Refined carbohydrates like white bread, soft drinks and white rice are all converted into sugar and speed the glycation process too. If you’re dying for a sweet treat, you can have a square of pure dark chocolate; it has antioxidants that help protect from free radicals (unstable atoms in the atmosphere that bind to your skin and cause wrinkles).


Increase your vitamin C intake, especially if you’re a smoker. Smoking is astoundingly bad for your skin, both the mechanical action of pulling on a cigarette which causes harsh lines around the mouth, and the appalling morass of toxic chemicals you inhale. Vitamin C helps generate collagen, and is easy to find in foods like oranges, broccoli, strawberries, kiwis etc.


Don’t Sweat the Small Stuff


Chronic stress, which many of us suffer from, increases production of Cortisol, which damages collagen and decreases the skin’s ability to repair itself. Cortisol can make you put on weight, too. Without even realising it, we may be frowning intensely when we’re stressed, and over time those repeated muscle contractions make the lines become permanent. Exercise helps get stress and anxiety under control, as does deep breathing, yoga or Tai Chi.

Prevent Moisture Loss

Staying well hydrated is vital to your overall health; not just your skin. As skin is the largest organ on our bodies, the effects of dehydration become very evident as skin dried out from within and look crêpey and old. Also as we age, women tend to lose oestrogen. As oestrogen stimulates oil and collagen production, skin gets drier as levels drop.


Use moisturiser to help; drink at least two litres of water each day, and clean your face every night. Clogged pores and dirt won’t allow your skin to breath.
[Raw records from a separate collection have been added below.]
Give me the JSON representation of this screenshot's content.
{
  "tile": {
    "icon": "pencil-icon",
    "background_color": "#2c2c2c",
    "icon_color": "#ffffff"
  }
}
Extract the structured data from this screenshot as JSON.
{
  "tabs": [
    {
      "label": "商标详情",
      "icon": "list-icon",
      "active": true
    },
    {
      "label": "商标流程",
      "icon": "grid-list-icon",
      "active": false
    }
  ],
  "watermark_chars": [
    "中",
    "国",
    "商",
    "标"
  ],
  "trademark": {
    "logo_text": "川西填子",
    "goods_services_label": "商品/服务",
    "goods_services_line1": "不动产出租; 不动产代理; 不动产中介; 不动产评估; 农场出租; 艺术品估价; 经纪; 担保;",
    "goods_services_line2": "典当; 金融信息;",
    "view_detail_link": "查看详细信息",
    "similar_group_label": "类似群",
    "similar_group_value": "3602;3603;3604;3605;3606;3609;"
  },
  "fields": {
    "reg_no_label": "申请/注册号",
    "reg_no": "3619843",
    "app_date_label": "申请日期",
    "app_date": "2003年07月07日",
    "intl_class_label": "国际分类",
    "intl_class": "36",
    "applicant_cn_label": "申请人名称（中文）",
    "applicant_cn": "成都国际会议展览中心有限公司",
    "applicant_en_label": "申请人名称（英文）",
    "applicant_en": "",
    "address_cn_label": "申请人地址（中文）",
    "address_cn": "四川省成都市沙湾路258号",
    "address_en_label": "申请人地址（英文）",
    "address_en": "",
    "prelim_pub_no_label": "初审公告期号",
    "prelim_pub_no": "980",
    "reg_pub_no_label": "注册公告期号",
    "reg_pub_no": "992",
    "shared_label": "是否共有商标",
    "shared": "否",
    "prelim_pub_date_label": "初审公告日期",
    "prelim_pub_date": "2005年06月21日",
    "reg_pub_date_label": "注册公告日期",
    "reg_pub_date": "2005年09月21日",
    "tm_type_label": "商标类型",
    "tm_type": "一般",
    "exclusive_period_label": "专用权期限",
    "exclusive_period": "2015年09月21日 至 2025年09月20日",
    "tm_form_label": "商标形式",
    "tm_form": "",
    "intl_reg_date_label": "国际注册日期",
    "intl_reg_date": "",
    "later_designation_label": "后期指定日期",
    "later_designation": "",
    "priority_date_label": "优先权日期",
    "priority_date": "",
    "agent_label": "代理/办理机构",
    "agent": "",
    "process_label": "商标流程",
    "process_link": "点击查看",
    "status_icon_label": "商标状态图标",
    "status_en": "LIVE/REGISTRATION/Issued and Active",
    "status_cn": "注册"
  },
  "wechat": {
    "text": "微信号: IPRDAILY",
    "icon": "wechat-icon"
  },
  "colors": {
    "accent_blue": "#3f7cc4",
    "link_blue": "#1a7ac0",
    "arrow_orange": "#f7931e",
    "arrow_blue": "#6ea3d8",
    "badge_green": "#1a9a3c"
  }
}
If you are nearing menopause, you may consider HRT; or you can achieve more instant results in reliving the signs of aging with anti-wrinkle injectables or dermal fillers